RECORD EXCERPTS —
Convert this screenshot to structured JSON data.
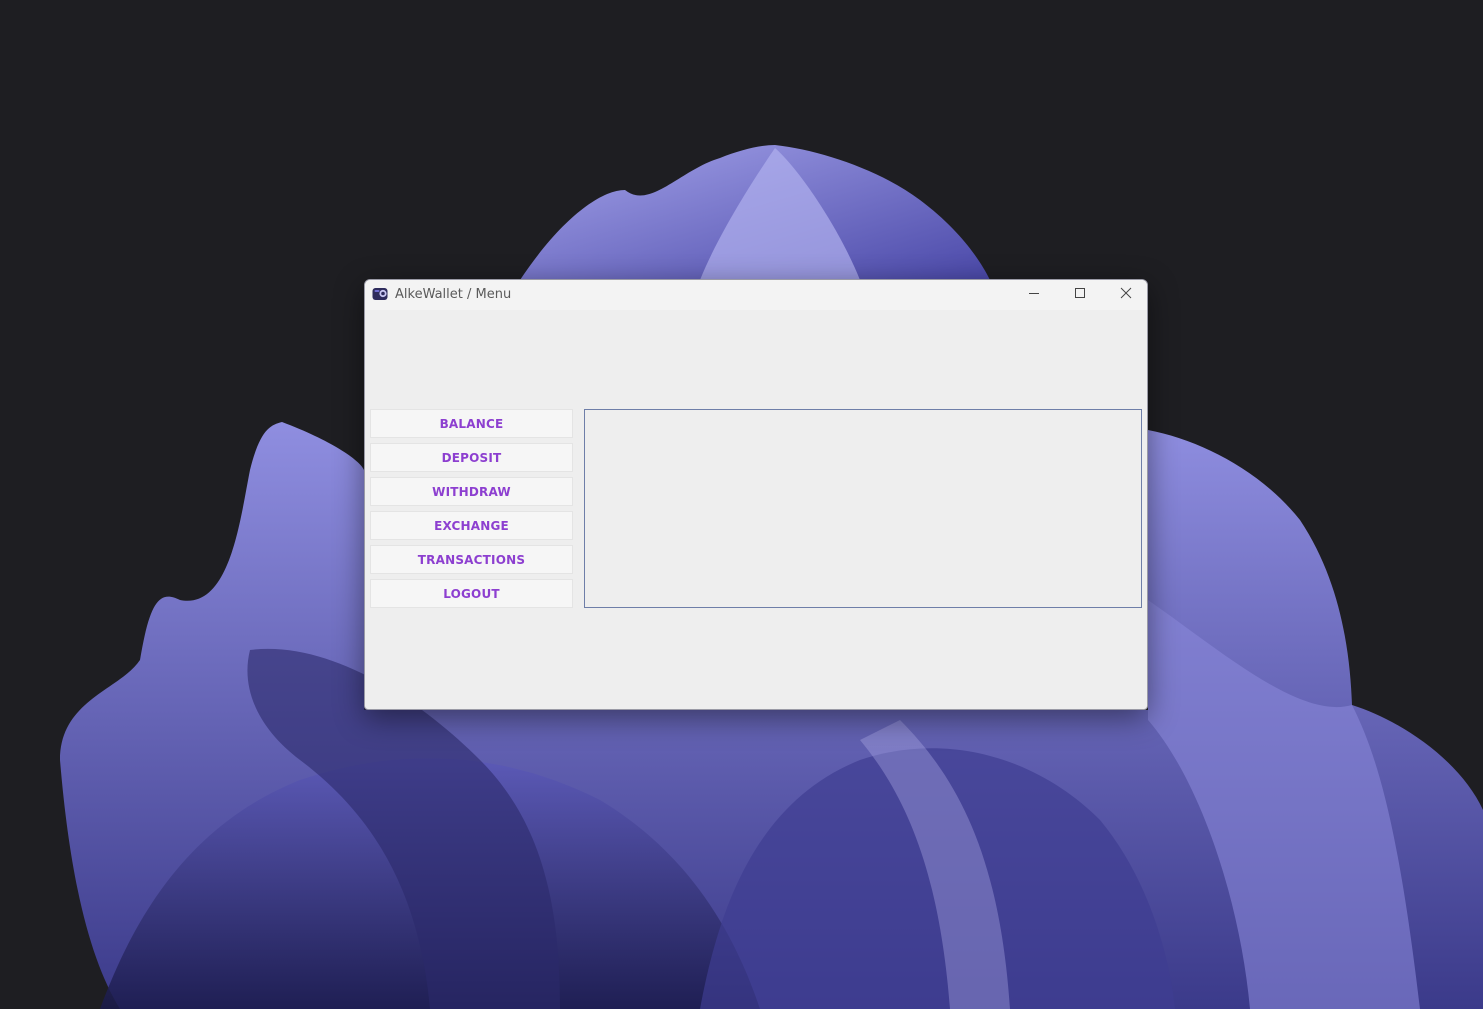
{
  "window": {
    "title": "AlkeWallet / Menu"
  },
  "menu": {
    "items": [
      {
        "label": "BALANCE"
      },
      {
        "label": "DEPOSIT"
      },
      {
        "label": "WITHDRAW"
      },
      {
        "label": "EXCHANGE"
      },
      {
        "label": "TRANSACTIONS"
      },
      {
        "label": "LOGOUT"
      }
    ]
  },
  "icons": {
    "app": "wallet-icon",
    "minimize": "minimize-icon",
    "maximize": "maximize-icon",
    "close": "close-icon"
  },
  "colors": {
    "accent": "#8d3fd0",
    "panel_border": "#6e7ea8",
    "desktop_bg": "#1e1e22",
    "wallpaper": "#6a68c8"
  }
}
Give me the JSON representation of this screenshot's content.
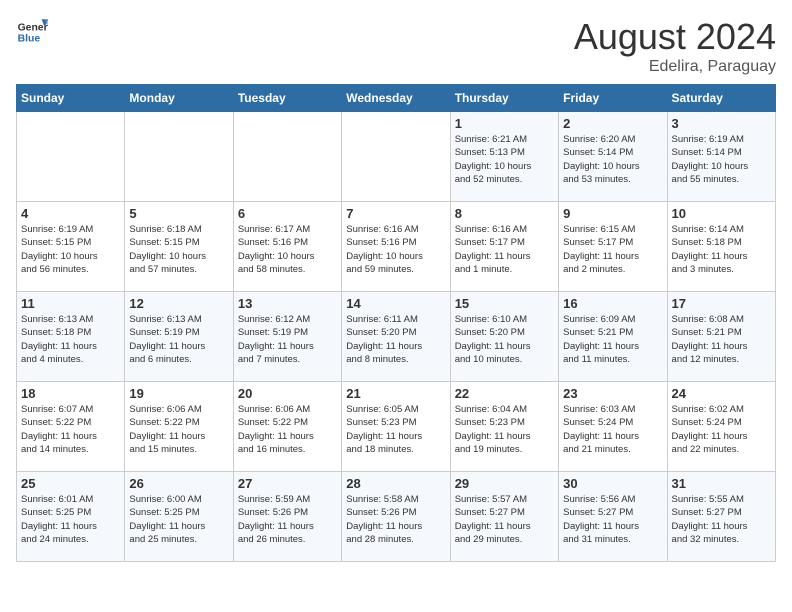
{
  "header": {
    "logo_line1": "General",
    "logo_line2": "Blue",
    "month_title": "August 2024",
    "subtitle": "Edelira, Paraguay"
  },
  "weekdays": [
    "Sunday",
    "Monday",
    "Tuesday",
    "Wednesday",
    "Thursday",
    "Friday",
    "Saturday"
  ],
  "weeks": [
    [
      {
        "day": "",
        "info": ""
      },
      {
        "day": "",
        "info": ""
      },
      {
        "day": "",
        "info": ""
      },
      {
        "day": "",
        "info": ""
      },
      {
        "day": "1",
        "info": "Sunrise: 6:21 AM\nSunset: 5:13 PM\nDaylight: 10 hours\nand 52 minutes."
      },
      {
        "day": "2",
        "info": "Sunrise: 6:20 AM\nSunset: 5:14 PM\nDaylight: 10 hours\nand 53 minutes."
      },
      {
        "day": "3",
        "info": "Sunrise: 6:19 AM\nSunset: 5:14 PM\nDaylight: 10 hours\nand 55 minutes."
      }
    ],
    [
      {
        "day": "4",
        "info": "Sunrise: 6:19 AM\nSunset: 5:15 PM\nDaylight: 10 hours\nand 56 minutes."
      },
      {
        "day": "5",
        "info": "Sunrise: 6:18 AM\nSunset: 5:15 PM\nDaylight: 10 hours\nand 57 minutes."
      },
      {
        "day": "6",
        "info": "Sunrise: 6:17 AM\nSunset: 5:16 PM\nDaylight: 10 hours\nand 58 minutes."
      },
      {
        "day": "7",
        "info": "Sunrise: 6:16 AM\nSunset: 5:16 PM\nDaylight: 10 hours\nand 59 minutes."
      },
      {
        "day": "8",
        "info": "Sunrise: 6:16 AM\nSunset: 5:17 PM\nDaylight: 11 hours\nand 1 minute."
      },
      {
        "day": "9",
        "info": "Sunrise: 6:15 AM\nSunset: 5:17 PM\nDaylight: 11 hours\nand 2 minutes."
      },
      {
        "day": "10",
        "info": "Sunrise: 6:14 AM\nSunset: 5:18 PM\nDaylight: 11 hours\nand 3 minutes."
      }
    ],
    [
      {
        "day": "11",
        "info": "Sunrise: 6:13 AM\nSunset: 5:18 PM\nDaylight: 11 hours\nand 4 minutes."
      },
      {
        "day": "12",
        "info": "Sunrise: 6:13 AM\nSunset: 5:19 PM\nDaylight: 11 hours\nand 6 minutes."
      },
      {
        "day": "13",
        "info": "Sunrise: 6:12 AM\nSunset: 5:19 PM\nDaylight: 11 hours\nand 7 minutes."
      },
      {
        "day": "14",
        "info": "Sunrise: 6:11 AM\nSunset: 5:20 PM\nDaylight: 11 hours\nand 8 minutes."
      },
      {
        "day": "15",
        "info": "Sunrise: 6:10 AM\nSunset: 5:20 PM\nDaylight: 11 hours\nand 10 minutes."
      },
      {
        "day": "16",
        "info": "Sunrise: 6:09 AM\nSunset: 5:21 PM\nDaylight: 11 hours\nand 11 minutes."
      },
      {
        "day": "17",
        "info": "Sunrise: 6:08 AM\nSunset: 5:21 PM\nDaylight: 11 hours\nand 12 minutes."
      }
    ],
    [
      {
        "day": "18",
        "info": "Sunrise: 6:07 AM\nSunset: 5:22 PM\nDaylight: 11 hours\nand 14 minutes."
      },
      {
        "day": "19",
        "info": "Sunrise: 6:06 AM\nSunset: 5:22 PM\nDaylight: 11 hours\nand 15 minutes."
      },
      {
        "day": "20",
        "info": "Sunrise: 6:06 AM\nSunset: 5:22 PM\nDaylight: 11 hours\nand 16 minutes."
      },
      {
        "day": "21",
        "info": "Sunrise: 6:05 AM\nSunset: 5:23 PM\nDaylight: 11 hours\nand 18 minutes."
      },
      {
        "day": "22",
        "info": "Sunrise: 6:04 AM\nSunset: 5:23 PM\nDaylight: 11 hours\nand 19 minutes."
      },
      {
        "day": "23",
        "info": "Sunrise: 6:03 AM\nSunset: 5:24 PM\nDaylight: 11 hours\nand 21 minutes."
      },
      {
        "day": "24",
        "info": "Sunrise: 6:02 AM\nSunset: 5:24 PM\nDaylight: 11 hours\nand 22 minutes."
      }
    ],
    [
      {
        "day": "25",
        "info": "Sunrise: 6:01 AM\nSunset: 5:25 PM\nDaylight: 11 hours\nand 24 minutes."
      },
      {
        "day": "26",
        "info": "Sunrise: 6:00 AM\nSunset: 5:25 PM\nDaylight: 11 hours\nand 25 minutes."
      },
      {
        "day": "27",
        "info": "Sunrise: 5:59 AM\nSunset: 5:26 PM\nDaylight: 11 hours\nand 26 minutes."
      },
      {
        "day": "28",
        "info": "Sunrise: 5:58 AM\nSunset: 5:26 PM\nDaylight: 11 hours\nand 28 minutes."
      },
      {
        "day": "29",
        "info": "Sunrise: 5:57 AM\nSunset: 5:27 PM\nDaylight: 11 hours\nand 29 minutes."
      },
      {
        "day": "30",
        "info": "Sunrise: 5:56 AM\nSunset: 5:27 PM\nDaylight: 11 hours\nand 31 minutes."
      },
      {
        "day": "31",
        "info": "Sunrise: 5:55 AM\nSunset: 5:27 PM\nDaylight: 11 hours\nand 32 minutes."
      }
    ]
  ]
}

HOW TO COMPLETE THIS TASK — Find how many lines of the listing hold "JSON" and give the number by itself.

EXPECTED ANSWER — 2